Trying to multitask might seem like a good idea at first, but although you might get things done, you might not get them done well. Watching your favorite football team or Formula One race, while studying for an exam, and typing a paper might work for a while, but you won’t know what happened in the race, you’ll fail the test, and your paper will be poor at best.
The 2010 Lexus RX450h attempts it’s own multi-tasking effort. The hybrid SUV tries to be luxurious, fuel efficient, and practical all at the same time. It manages to accomplish everything it set out to do, albeit with varying degrees of success.
The fifth-generation RX is the newest version of the best selling model in the Lexus line, but only one in five sell with a hybrid motor under the hood. So Lexus is banking on the RX450h being good at everything it attempts to do. So, how does it fair?

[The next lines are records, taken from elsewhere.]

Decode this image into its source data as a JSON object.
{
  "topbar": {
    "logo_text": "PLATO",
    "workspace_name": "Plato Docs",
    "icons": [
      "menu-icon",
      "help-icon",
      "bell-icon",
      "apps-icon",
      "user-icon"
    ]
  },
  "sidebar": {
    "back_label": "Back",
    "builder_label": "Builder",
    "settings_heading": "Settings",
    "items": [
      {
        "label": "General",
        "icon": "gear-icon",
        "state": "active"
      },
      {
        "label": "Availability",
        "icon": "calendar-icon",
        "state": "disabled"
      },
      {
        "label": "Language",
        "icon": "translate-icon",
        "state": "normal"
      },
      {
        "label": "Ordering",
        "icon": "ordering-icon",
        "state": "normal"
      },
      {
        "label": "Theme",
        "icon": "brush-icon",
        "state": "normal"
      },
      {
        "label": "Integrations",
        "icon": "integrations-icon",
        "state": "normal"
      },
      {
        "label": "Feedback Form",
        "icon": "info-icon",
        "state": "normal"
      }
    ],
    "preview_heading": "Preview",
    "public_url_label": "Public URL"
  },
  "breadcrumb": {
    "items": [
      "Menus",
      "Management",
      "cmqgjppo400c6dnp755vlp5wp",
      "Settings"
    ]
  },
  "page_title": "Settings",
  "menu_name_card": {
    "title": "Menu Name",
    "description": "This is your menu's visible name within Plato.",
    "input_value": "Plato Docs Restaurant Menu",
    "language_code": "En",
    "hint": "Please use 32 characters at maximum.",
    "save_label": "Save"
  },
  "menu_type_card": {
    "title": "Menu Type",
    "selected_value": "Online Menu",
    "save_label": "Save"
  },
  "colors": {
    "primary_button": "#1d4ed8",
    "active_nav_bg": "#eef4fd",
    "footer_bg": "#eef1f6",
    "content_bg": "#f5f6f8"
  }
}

Hit the jump to find out.
During our drive of the new 2011 Jeep Grand Cherokee, we overheard many shoppers commenting about a need for four-wheel drive in their vehicles. Now, let’s be honest for a moment. Most of these moms and dads will never use the abilities of a four-wheel drive machine. The parking lot at the local grocery store doesn’t have rocks that you need to scale in order to get into the parking lot or deep lakes in front of the door.
Yet, there are those who do use these machines the way they are supposed to be used. A real four-wheel drive machine can do so much in the rough stuff that it’s hard to be stopped. Crossovers and luxury SUVs – besides the Range Rover – would be left for dead.

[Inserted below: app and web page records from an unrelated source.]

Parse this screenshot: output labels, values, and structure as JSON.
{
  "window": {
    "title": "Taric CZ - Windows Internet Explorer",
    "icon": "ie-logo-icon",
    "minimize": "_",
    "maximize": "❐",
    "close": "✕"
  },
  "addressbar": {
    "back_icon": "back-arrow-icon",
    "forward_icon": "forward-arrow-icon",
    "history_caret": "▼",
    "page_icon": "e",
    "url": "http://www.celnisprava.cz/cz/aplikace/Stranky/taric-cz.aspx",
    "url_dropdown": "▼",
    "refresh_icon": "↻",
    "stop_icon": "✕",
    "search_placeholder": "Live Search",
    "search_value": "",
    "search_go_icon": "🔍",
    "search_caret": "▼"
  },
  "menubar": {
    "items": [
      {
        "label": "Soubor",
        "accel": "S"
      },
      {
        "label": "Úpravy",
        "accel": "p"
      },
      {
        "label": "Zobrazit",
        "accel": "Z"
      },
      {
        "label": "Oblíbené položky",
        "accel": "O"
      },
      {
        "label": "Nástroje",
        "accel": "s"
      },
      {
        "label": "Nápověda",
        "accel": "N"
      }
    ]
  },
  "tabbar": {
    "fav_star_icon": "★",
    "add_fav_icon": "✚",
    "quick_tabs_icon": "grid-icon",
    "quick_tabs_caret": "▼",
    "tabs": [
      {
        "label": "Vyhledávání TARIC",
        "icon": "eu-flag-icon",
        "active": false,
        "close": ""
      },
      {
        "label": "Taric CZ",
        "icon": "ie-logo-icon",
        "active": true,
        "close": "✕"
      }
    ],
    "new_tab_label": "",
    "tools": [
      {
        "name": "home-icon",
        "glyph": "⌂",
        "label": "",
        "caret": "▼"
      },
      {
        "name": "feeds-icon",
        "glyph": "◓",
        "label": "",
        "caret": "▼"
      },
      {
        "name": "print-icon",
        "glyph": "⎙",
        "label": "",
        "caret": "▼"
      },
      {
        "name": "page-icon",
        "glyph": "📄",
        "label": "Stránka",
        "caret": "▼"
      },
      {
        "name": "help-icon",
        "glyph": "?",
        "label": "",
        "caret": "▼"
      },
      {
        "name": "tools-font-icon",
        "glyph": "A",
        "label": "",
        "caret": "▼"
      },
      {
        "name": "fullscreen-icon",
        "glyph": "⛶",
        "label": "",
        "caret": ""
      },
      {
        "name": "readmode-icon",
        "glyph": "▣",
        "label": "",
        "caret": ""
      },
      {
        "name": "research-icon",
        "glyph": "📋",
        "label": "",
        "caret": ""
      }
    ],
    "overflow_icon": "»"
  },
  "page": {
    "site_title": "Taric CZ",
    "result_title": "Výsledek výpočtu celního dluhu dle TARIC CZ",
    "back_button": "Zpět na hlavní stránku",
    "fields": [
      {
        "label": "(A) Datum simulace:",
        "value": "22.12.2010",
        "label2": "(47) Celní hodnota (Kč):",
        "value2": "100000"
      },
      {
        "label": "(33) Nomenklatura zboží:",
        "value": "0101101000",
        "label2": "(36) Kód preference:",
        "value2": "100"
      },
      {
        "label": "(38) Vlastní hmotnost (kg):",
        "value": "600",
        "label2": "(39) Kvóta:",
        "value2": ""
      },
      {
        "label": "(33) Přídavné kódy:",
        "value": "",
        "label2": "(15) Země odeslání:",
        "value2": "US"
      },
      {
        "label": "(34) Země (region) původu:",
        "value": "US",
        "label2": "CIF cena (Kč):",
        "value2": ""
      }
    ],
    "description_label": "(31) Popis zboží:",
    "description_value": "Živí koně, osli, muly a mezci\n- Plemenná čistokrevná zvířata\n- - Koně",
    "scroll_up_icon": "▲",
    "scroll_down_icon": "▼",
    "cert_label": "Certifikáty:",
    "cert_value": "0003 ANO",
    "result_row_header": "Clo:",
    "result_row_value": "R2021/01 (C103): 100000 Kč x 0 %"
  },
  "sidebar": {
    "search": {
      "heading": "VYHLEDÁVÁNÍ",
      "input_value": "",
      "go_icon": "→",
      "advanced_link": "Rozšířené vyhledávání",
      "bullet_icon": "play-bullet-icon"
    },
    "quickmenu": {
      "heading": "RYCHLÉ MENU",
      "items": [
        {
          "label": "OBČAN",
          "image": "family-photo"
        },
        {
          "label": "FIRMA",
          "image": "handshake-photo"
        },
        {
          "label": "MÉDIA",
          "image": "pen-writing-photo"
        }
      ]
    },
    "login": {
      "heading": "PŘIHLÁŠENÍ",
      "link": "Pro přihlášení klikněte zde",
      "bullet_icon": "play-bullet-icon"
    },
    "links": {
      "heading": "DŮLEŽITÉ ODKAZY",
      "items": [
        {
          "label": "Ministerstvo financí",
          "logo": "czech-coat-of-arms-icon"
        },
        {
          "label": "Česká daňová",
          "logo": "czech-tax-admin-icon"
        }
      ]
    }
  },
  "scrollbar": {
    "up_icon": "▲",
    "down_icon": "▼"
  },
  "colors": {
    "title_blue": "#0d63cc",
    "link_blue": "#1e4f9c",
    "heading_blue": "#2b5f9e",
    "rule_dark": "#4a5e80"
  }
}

When looking at the top ten vehicles that have wonderful off-road abilities we first need to find ten of them. It was actually quite a task to find ten vehicles like this. It seems the days of the big off-road SUV are in the past. When we managed to locate them, we looked at build quality, off-road ability, on-road ability, style, comfort, and power.
Hit the jump to see the list.
Lexus is preparing a new installment of its top of the range off-roader. With a new sleek design and upgraded technology, the new LX will be prepared to take on the new Mercedes-Benz GL-Class, or on to the “king of the hill”, the British Range Rover. Closely related to the upcoming Toyota Landcruiser, the next generation Lexus LX is expected as a 2008 year model.